This attempt at a utopian ideal-funded by an eccentric billionaire-starts off promising: Izzy enjoys the kids, reading to them and teaching them to cook. She even forms a bond with her son more meaningful than she ever expected. But soon the gentle equilibrium among the families is upset and it all starts to disintegrate: unspoken resentments between the couples begin to fester; the project’s funding becomes tenuous; and Izzy’s feelings for Dr. Grind, who is looking to expunge his own painful childhood, make her question her participation in this strange experiment in the first place.
Written with the same compassionate voice, disarming sense of humor, and quirky charm that made The Family Fang such a success, PERFECT LITTLE WORLD is a poignant look at how the best families are the ones we make for ourselves.
What I thought: I found this interesting as it broke it down by year. A project that people would probably be very fascinated by if it was a real life occurrence. Who knows, maybe people have done it, lol. But I did like the main character even though you don’t get a ton of info on who she is..
The Art of War by Sun Tzu – Preserved in China for more than 2,000 years before it was brought to the West by the French, this compact little book is widely regarded as the oldest military treatise in the world. Rumored to have been used by Napoleon in his campaigns to conquer Europe, it today retains much of its original merit. American officers read it closely during World War II. The Japanese army studied the work for decades, and many 20th-century Chinese officers are said to have known the book by heart. More recently, it has also been viewed as a valuable guide to competing successfully in business.

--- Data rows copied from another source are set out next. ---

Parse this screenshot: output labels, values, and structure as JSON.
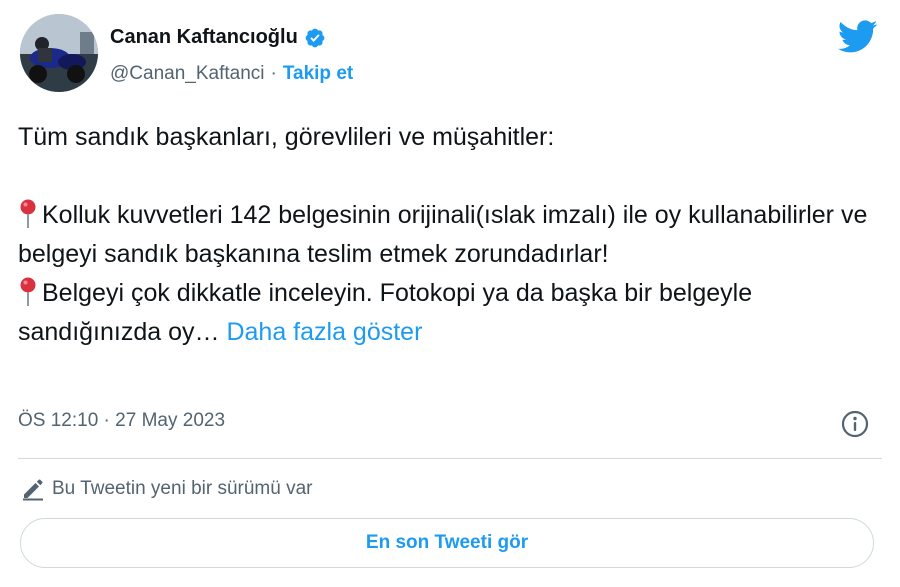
{
  "author": {
    "display_name": "Canan Kaftancıoğlu",
    "handle": "@Canan_Kaftanci",
    "separator": "·",
    "follow_label": "Takip et"
  },
  "icons": {
    "verified": "verified-badge-icon",
    "brand": "twitter-bird-icon",
    "pin": "round-pushpin-icon",
    "info": "info-icon",
    "edit": "pencil-icon"
  },
  "colors": {
    "accent": "#1d9bf0",
    "text": "#0f1419",
    "secondary": "#536471",
    "border": "#cfd9de",
    "pin_red": "#d9313f"
  },
  "tweet": {
    "line1": "Tüm sandık başkanları, görevlileri ve müşahitler:",
    "para2": "Kolluk kuvvetleri 142 belgesinin orijinali(ıslak imzalı) ile oy kullanabilirler ve belgeyi sandık başkanına teslim etmek zorundadırlar!",
    "para3": "Belgeyi çok dikkatle inceleyin. Fotokopi ya da başka bir belgeyle sandığınızda oy…",
    "show_more": "Daha fazla göster"
  },
  "meta": {
    "timestamp": "ÖS 12:10 · 27 May 2023"
  },
  "edit_notice": {
    "text": "Bu Tweetin yeni bir sürümü var",
    "button_label": "En son Tweeti gör"
  }
}
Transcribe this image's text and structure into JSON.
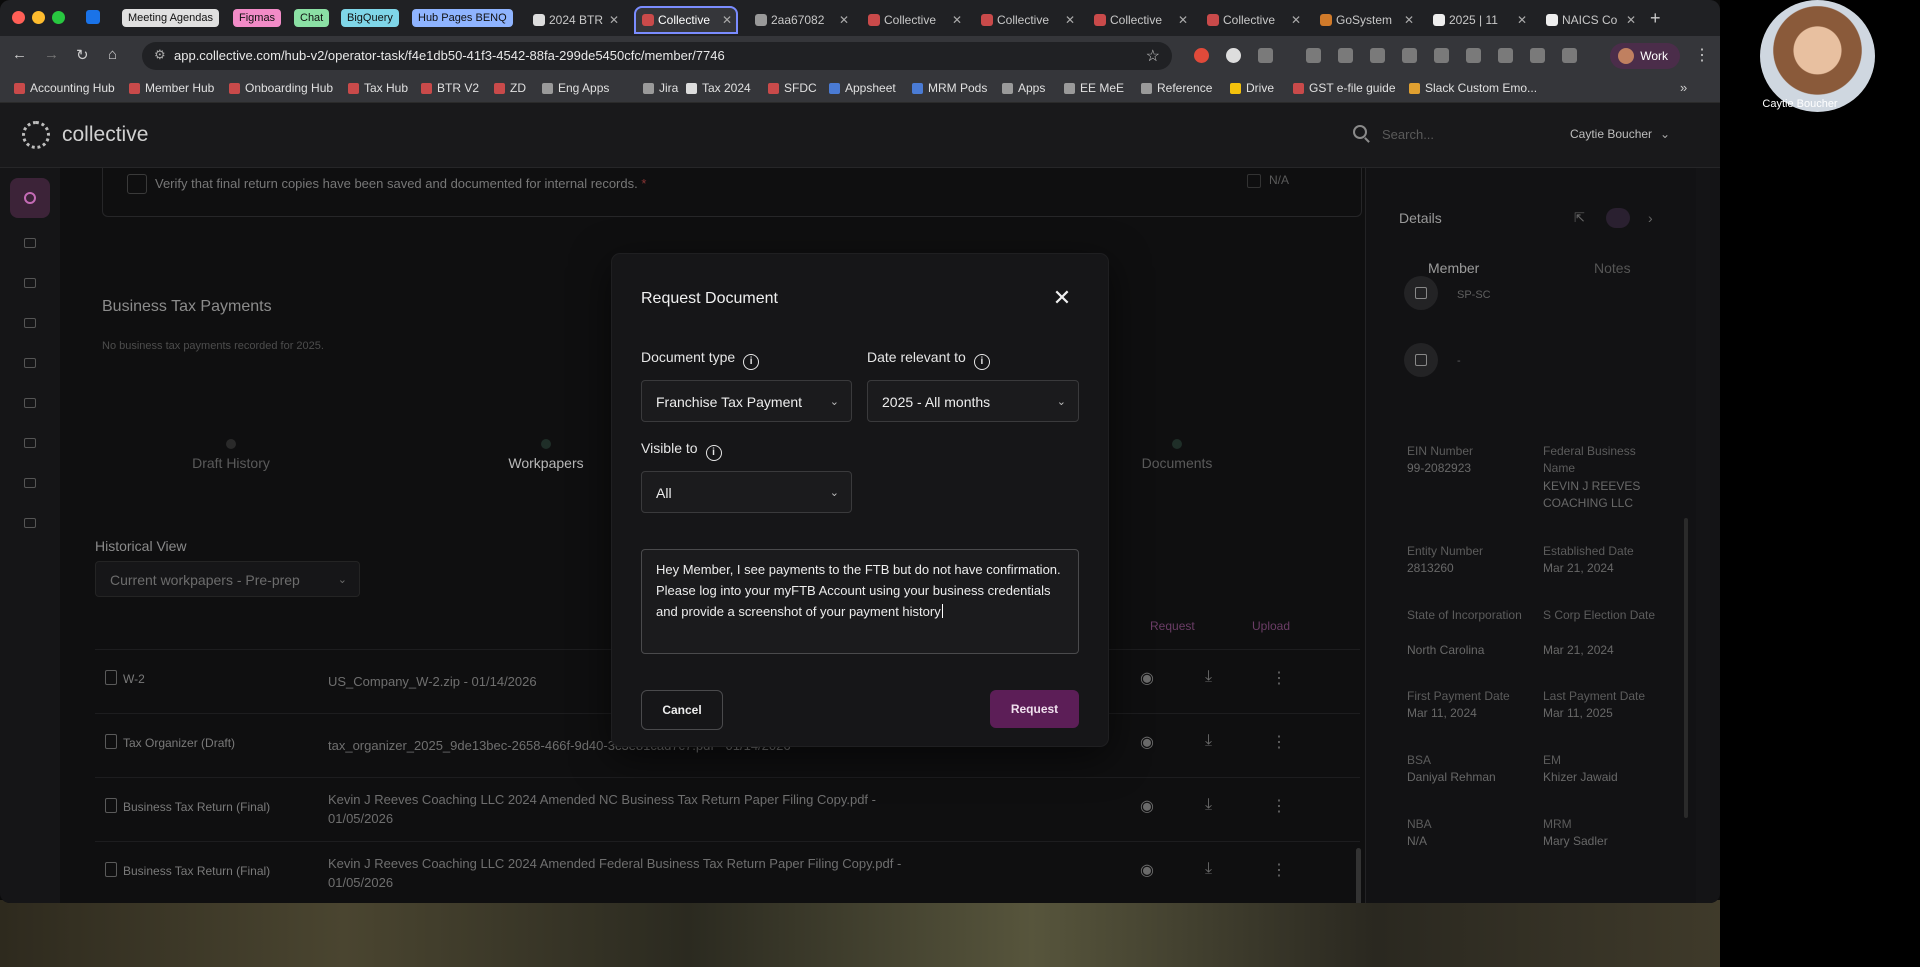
{
  "browser": {
    "tab_groups": [
      {
        "label": "Meeting Agendas",
        "color": "#e0e0e0"
      },
      {
        "label": "Figmas",
        "color": "#f28bc7"
      },
      {
        "label": "Chat",
        "color": "#8be0a4"
      },
      {
        "label": "BigQuery",
        "color": "#7fd6e8"
      },
      {
        "label": "Hub Pages BENQ",
        "color": "#8fb4ff"
      }
    ],
    "tabs": [
      {
        "title": "2024 BTR",
        "active": false
      },
      {
        "title": "Collective",
        "active": true
      },
      {
        "title": "2aa67082",
        "active": false
      },
      {
        "title": "Collective",
        "active": false
      },
      {
        "title": "Collective",
        "active": false
      },
      {
        "title": "Collective",
        "active": false
      },
      {
        "title": "Collective",
        "active": false
      },
      {
        "title": "GoSystem",
        "active": false
      },
      {
        "title": "2025 | 11",
        "active": false
      },
      {
        "title": "NAICS Co",
        "active": false
      }
    ],
    "url": "app.collective.com/hub-v2/operator-task/f4e1db50-41f3-4542-88fa-299de5450cfc/member/7746",
    "profile_label": "Work",
    "bookmarks": [
      {
        "label": "Accounting Hub",
        "color": "#c94a4a"
      },
      {
        "label": "Member Hub",
        "color": "#c94a4a"
      },
      {
        "label": "Onboarding Hub",
        "color": "#c94a4a"
      },
      {
        "label": "Tax Hub",
        "color": "#c94a4a"
      },
      {
        "label": "BTR V2",
        "color": "#c94a4a"
      },
      {
        "label": "ZD",
        "color": "#c94a4a"
      },
      {
        "label": "Eng Apps",
        "color": "#9a9a9a"
      },
      {
        "label": "Jira",
        "color": "#9a9a9a"
      },
      {
        "label": "Tax 2024",
        "color": "#dddddd"
      },
      {
        "label": "SFDC",
        "color": "#c94a4a"
      },
      {
        "label": "Appsheet",
        "color": "#4a7bd4"
      },
      {
        "label": "MRM Pods",
        "color": "#4a7bd4"
      },
      {
        "label": "Apps",
        "color": "#9a9a9a"
      },
      {
        "label": "EE MeE",
        "color": "#9a9a9a"
      },
      {
        "label": "Reference",
        "color": "#9a9a9a"
      },
      {
        "label": "Drive",
        "color": "#f4c20d"
      },
      {
        "label": "GST e-file guide",
        "color": "#c94a4a"
      },
      {
        "label": "Slack Custom Emo...",
        "color": "#e0a030"
      }
    ]
  },
  "webcam": {
    "name": "Caytie Boucher"
  },
  "app": {
    "logo": "collective",
    "search_placeholder": "Search...",
    "user_name": "Caytie Boucher"
  },
  "main": {
    "verify_text": "Verify that final return copies have been saved and documented for internal records.",
    "required_mark": "*",
    "na_label": "N/A",
    "section_title": "Business Tax Payments",
    "empty_note": "No business tax payments recorded for 2025.",
    "subtabs": [
      "Draft History",
      "Workpapers",
      "Documents"
    ],
    "historical_label": "Historical View",
    "historical_value": "Current workpapers - Pre-prep",
    "col_request": "Request",
    "col_upload": "Upload",
    "documents": [
      {
        "type": "W-2",
        "file": "US_Company_W-2.zip - 01/14/2026"
      },
      {
        "type": "Tax Organizer (Draft)",
        "file": "tax_organizer_2025_9de13bec-2658-466f-9d40-3c3e81cad7c7.pdf - 01/14/2026"
      },
      {
        "type": "Business Tax Return (Final)",
        "file": "Kevin J Reeves Coaching LLC 2024 Amended NC Business Tax Return Paper Filing Copy.pdf - 01/05/2026"
      },
      {
        "type": "Business Tax Return (Final)",
        "file": "Kevin J Reeves Coaching LLC 2024 Amended Federal Business Tax Return Paper Filing Copy.pdf - 01/05/2026"
      }
    ]
  },
  "details": {
    "title": "Details",
    "tabs": [
      "Member",
      "Notes"
    ],
    "entity_code": "SP-SC",
    "flag_value": "-",
    "fields": [
      {
        "label": "EIN Number",
        "value": "99-2082923"
      },
      {
        "label": "Federal Business Name",
        "value": "KEVIN J REEVES COACHING LLC"
      },
      {
        "label": "Entity Number",
        "value": "2813260"
      },
      {
        "label": "Established Date",
        "value": "Mar 21, 2024"
      },
      {
        "label": "State of Incorporation",
        "value": "North Carolina"
      },
      {
        "label": "S Corp Election Date",
        "value": "Mar 21, 2024"
      },
      {
        "label": "First Payment Date",
        "value": "Mar 11, 2024"
      },
      {
        "label": "Last Payment Date",
        "value": "Mar 11, 2025"
      },
      {
        "label": "BSA",
        "value": "Daniyal Rehman"
      },
      {
        "label": "EM",
        "value": "Khizer Jawaid"
      },
      {
        "label": "NBA",
        "value": "N/A"
      },
      {
        "label": "MRM",
        "value": "Mary Sadler"
      }
    ]
  },
  "modal": {
    "title": "Request Document",
    "document_type_label": "Document type",
    "document_type_value": "Franchise Tax Payment",
    "date_label": "Date relevant to",
    "date_value": "2025 - All months",
    "visible_label": "Visible to",
    "visible_value": "All",
    "message": "Hey Member, I see payments to the FTB but do not have confirmation. Please log into your myFTB Account using your business credentials and provide a screenshot of your payment history",
    "cancel_label": "Cancel",
    "request_label": "Request",
    "accent_color": "#5c1e57"
  }
}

Stressing the importance of attacking your enemy when he is unprepared and scheming to discover his plans, the author advises avoiding the strong and striking at the weak, and using spies for every kind of business. Principles of strategy, tactics, maneuvering, and communications, the treatment of soldiers, the importance of strong troops and well-trained officers, and the administration of rewards and punishments all have a modern ring to them.
A valuable guide to the conduct of war, this classic of military strategy is indispensable to military personnel, history enthusiasts, and anyone intrigued by competition and rivalry.
What I thought: Well, it was definitely unlike any other book I have read, lol. It’s basically a plan on war and how to win it. I read that people use the book in relationships and such as well. I just don’t know..lol. But I do like some of the ideas in the book. It was just another that was hard to get into.
Well, that’s it for this month! I have a feeling it will definitely be less for May, but you never know..